[Stored items]
((
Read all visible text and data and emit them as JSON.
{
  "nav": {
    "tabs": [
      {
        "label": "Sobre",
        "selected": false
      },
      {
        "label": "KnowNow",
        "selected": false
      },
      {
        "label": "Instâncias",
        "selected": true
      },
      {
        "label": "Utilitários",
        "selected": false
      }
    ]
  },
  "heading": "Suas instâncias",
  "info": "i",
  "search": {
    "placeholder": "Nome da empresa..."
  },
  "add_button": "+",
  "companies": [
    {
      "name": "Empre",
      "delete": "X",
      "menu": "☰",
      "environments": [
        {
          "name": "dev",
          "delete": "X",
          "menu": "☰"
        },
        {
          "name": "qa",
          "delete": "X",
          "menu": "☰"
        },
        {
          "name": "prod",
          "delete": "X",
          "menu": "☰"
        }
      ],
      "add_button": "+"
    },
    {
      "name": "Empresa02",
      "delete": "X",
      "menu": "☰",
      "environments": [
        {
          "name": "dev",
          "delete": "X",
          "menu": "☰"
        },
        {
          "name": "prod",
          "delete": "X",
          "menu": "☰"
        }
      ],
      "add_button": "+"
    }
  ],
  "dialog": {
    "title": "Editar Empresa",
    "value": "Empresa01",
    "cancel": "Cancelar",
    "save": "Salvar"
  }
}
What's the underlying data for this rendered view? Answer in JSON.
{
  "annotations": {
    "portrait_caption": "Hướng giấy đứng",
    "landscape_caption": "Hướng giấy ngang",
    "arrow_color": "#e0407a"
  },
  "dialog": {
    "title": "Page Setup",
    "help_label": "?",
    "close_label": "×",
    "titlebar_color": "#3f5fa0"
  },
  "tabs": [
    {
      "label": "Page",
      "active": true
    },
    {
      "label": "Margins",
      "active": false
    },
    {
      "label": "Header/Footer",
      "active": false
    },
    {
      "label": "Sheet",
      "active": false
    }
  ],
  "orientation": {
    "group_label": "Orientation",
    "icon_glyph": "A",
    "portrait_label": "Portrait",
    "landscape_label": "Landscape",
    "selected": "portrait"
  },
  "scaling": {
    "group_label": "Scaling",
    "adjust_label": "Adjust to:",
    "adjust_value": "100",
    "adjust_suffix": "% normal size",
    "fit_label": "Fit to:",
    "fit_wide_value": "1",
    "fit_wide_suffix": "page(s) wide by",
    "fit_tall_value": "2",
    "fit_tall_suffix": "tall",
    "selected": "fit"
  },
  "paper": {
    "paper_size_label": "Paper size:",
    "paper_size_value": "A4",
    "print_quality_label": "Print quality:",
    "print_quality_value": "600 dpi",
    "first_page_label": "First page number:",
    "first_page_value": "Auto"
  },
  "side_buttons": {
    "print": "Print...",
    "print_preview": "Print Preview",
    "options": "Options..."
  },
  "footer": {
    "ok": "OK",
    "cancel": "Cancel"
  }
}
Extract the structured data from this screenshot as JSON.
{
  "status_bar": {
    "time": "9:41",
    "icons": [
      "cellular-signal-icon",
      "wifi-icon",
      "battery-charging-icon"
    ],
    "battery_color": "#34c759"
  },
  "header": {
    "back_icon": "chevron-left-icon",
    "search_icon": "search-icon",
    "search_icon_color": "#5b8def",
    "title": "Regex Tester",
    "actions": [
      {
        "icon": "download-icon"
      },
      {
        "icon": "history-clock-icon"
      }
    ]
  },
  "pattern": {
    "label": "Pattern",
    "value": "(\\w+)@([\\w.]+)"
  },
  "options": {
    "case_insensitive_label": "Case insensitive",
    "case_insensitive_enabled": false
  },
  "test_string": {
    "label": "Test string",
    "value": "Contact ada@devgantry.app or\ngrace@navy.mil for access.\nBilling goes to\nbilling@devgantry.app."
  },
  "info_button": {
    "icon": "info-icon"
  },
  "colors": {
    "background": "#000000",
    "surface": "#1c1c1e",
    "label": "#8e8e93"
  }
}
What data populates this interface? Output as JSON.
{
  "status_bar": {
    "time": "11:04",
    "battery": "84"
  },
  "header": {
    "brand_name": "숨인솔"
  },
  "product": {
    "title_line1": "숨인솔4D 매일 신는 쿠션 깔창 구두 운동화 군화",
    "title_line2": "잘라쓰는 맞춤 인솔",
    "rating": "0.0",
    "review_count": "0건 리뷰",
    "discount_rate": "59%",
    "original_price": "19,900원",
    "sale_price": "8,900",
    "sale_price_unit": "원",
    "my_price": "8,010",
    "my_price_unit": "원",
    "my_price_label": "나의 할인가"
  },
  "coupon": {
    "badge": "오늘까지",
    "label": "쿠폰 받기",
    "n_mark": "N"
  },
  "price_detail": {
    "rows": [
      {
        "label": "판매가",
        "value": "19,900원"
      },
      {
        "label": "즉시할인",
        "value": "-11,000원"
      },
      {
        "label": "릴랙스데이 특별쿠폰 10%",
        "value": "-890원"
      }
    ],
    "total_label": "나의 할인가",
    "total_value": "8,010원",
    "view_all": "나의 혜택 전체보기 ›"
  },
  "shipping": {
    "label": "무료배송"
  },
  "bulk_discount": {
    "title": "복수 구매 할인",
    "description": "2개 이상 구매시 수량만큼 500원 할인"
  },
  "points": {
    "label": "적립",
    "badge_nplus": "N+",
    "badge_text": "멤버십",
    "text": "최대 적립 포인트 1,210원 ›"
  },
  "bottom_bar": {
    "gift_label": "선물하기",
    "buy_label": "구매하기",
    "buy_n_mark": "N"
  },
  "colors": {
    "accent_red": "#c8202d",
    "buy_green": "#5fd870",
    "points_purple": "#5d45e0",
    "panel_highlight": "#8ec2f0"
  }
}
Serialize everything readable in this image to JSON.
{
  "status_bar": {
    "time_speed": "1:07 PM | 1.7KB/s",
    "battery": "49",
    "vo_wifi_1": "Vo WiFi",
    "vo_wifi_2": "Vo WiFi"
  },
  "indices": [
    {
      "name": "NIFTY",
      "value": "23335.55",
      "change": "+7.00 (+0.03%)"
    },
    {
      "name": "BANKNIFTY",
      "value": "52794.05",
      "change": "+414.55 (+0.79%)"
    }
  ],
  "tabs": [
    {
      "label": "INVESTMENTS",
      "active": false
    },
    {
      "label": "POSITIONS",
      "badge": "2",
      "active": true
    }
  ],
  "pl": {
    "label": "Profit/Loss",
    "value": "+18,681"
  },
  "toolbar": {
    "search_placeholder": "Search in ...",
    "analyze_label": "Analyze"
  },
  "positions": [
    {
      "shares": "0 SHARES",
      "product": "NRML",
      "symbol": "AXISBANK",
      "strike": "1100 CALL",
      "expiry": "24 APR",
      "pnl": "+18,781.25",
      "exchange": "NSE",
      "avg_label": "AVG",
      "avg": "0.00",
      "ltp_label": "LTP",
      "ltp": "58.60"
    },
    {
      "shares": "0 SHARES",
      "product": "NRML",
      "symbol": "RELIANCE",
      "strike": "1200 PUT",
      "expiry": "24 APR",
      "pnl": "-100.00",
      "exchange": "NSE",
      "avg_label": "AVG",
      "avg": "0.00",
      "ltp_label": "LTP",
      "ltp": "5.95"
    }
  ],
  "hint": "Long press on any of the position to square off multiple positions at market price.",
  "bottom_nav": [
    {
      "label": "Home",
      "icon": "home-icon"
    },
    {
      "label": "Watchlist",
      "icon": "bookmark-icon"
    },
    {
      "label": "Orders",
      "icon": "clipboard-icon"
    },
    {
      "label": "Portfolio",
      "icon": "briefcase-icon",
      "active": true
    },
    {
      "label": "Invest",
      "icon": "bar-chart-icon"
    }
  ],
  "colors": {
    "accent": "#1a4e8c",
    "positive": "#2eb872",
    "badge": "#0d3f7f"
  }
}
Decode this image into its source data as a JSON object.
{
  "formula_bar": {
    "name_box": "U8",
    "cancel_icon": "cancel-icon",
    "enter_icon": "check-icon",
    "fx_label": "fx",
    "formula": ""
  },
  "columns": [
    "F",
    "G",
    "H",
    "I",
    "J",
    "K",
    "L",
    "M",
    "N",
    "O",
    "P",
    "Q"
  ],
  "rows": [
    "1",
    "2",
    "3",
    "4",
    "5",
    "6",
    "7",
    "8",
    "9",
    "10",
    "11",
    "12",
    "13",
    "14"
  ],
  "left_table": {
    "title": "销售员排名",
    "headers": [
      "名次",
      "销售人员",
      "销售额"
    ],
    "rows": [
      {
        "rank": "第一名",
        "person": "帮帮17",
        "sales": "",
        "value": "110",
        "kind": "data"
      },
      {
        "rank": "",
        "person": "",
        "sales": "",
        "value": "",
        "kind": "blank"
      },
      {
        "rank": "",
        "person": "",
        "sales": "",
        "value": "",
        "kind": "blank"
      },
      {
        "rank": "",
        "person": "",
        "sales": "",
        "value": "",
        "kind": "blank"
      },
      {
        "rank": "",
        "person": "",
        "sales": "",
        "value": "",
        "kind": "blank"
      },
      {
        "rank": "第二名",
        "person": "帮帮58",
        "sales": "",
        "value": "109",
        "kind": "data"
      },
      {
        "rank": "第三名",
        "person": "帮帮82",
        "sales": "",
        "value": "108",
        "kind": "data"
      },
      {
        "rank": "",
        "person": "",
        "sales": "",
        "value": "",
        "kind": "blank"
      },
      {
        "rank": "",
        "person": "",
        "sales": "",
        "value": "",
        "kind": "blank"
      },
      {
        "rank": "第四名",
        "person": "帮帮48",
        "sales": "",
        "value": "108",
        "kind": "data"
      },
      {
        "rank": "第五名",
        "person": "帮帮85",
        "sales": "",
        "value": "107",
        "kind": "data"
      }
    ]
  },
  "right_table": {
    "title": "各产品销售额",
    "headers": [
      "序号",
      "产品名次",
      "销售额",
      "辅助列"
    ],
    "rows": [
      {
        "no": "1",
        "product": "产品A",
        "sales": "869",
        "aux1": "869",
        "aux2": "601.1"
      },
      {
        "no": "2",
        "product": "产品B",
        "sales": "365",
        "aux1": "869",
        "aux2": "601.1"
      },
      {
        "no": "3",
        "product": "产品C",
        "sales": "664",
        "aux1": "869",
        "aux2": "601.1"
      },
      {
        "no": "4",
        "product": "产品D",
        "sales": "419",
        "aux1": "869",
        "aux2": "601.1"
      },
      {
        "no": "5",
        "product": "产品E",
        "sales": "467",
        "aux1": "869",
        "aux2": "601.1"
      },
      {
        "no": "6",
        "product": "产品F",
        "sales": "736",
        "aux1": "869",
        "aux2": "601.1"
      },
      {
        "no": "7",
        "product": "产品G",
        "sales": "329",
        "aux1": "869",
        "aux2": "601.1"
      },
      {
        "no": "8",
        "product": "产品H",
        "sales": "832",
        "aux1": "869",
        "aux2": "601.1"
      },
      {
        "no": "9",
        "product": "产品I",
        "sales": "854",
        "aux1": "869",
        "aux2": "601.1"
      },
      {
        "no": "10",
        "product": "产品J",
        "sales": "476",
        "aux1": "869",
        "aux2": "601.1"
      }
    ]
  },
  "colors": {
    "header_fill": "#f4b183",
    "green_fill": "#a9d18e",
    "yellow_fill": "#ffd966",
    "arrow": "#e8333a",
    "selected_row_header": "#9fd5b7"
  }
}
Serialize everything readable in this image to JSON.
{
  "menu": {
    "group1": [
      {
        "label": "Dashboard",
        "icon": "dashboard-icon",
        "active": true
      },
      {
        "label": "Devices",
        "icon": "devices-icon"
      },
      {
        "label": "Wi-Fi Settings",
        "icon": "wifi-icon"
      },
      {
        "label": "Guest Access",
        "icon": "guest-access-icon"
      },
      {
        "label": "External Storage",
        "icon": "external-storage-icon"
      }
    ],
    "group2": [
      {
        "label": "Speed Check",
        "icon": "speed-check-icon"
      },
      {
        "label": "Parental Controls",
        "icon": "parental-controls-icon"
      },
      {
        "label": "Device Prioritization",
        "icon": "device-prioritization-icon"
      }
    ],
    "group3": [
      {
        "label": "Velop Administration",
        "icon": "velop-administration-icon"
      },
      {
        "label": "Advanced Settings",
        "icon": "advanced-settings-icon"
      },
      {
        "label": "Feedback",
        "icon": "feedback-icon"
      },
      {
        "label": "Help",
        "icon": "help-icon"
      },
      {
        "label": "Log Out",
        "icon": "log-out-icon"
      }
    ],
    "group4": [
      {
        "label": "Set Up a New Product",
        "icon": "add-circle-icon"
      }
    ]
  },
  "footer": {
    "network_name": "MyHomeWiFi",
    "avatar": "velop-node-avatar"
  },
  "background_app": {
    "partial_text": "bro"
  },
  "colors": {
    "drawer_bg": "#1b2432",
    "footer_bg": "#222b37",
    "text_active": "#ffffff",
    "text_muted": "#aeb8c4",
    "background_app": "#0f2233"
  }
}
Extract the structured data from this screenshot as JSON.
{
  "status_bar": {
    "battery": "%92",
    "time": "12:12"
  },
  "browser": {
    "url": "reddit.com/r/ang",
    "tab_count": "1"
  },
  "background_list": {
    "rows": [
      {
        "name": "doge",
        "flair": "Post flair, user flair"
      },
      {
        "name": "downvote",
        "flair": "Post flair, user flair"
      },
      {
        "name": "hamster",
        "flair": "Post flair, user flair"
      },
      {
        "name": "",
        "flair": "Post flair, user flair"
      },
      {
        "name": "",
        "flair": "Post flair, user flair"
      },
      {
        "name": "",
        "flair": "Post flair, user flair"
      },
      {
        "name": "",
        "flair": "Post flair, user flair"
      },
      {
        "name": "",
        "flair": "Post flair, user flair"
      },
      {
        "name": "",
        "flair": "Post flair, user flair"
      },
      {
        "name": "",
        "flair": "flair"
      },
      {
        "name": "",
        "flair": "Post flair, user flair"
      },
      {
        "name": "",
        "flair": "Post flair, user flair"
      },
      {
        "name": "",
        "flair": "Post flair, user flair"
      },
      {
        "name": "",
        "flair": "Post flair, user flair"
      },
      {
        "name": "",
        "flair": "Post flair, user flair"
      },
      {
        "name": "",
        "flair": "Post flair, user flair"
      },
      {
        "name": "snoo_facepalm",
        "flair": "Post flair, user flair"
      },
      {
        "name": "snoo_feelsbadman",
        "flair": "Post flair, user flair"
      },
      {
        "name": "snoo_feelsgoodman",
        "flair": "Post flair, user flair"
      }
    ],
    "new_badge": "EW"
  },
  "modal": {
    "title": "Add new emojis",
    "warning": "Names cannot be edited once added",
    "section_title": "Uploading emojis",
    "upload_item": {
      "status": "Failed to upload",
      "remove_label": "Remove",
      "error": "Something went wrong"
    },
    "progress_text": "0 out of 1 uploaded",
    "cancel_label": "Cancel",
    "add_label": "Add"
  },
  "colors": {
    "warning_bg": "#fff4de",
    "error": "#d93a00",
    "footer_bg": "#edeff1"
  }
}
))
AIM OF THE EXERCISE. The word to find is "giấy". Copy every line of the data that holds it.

RESPONSE FOR THIS EXERCISE.
    "portrait_caption": "Hướng giấy đứng",
    "landscape_caption": "Hướng giấy ngang",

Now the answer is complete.